• **Task inputs**
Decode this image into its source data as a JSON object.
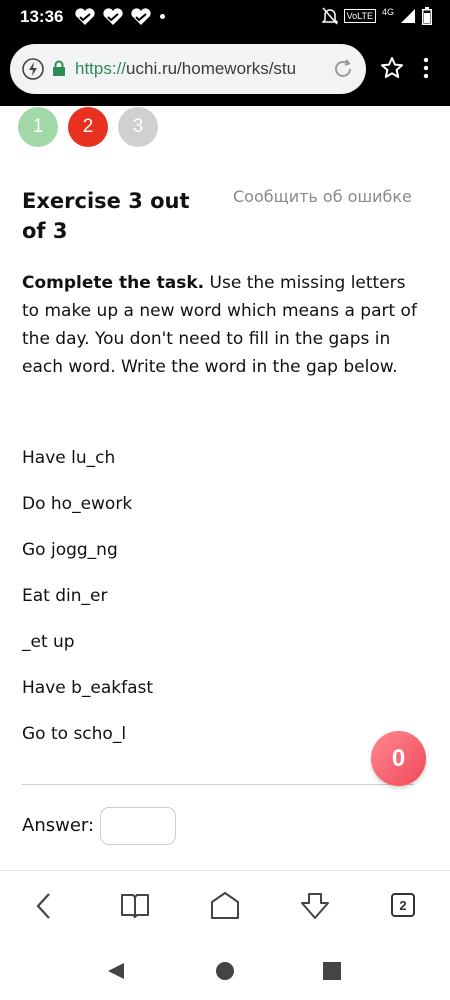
{
  "status_bar": {
    "time": "13:36",
    "volte": "VoLTE",
    "network": "4G"
  },
  "browser": {
    "url_scheme": "https://",
    "url_rest": "uchi.ru/homeworks/stu",
    "tab_count": "2"
  },
  "steps": [
    "1",
    "2",
    "3"
  ],
  "exercise": {
    "title": "Exercise 3 out of 3",
    "report_link": "Сообщить об ошибке",
    "task_bold": "Complete the task.",
    "task_text": " Use the missing letters to make up a new word which means a part of the day. You don't need to fill in the gaps in each word. Write the word in the gap below.",
    "lines": [
      "Have lu_ch",
      "Do ho_ework",
      "Go jogg_ng",
      "Eat din_er",
      "_et up",
      "Have b_eakfast",
      "Go to scho_l"
    ],
    "answer_label": "Answer:",
    "answer_value": ""
  },
  "score": "0",
  "colors": {
    "step_done": "#a3d9a8",
    "step_current": "#e8321f",
    "step_todo": "#d0d0d0",
    "url_scheme": "#2e8b57",
    "score_bubble": "#f0485a"
  }
}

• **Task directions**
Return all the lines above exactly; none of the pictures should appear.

• **Your solution**
Decode this image into its source data as a JSON object.
{
  "status_bar": {
    "time": "13:36",
    "volte": "VoLTE",
    "network": "4G"
  },
  "browser": {
    "url_scheme": "https://",
    "url_rest": "uchi.ru/homeworks/stu",
    "tab_count": "2"
  },
  "steps": [
    "1",
    "2",
    "3"
  ],
  "exercise": {
    "title": "Exercise 3 out of 3",
    "report_link": "Сообщить об ошибке",
    "task_bold": "Complete the task.",
    "task_text": " Use the missing letters to make up a new word which means a part of the day. You don't need to fill in the gaps in each word. Write the word in the gap below.",
    "lines": [
      "Have lu_ch",
      "Do ho_ework",
      "Go jogg_ng",
      "Eat din_er",
      "_et up",
      "Have b_eakfast",
      "Go to scho_l"
    ],
    "answer_label": "Answer:",
    "answer_value": ""
  },
  "score": "0",
  "colors": {
    "step_done": "#a3d9a8",
    "step_current": "#e8321f",
    "step_todo": "#d0d0d0",
    "url_scheme": "#2e8b57",
    "score_bubble": "#f0485a"
  }
}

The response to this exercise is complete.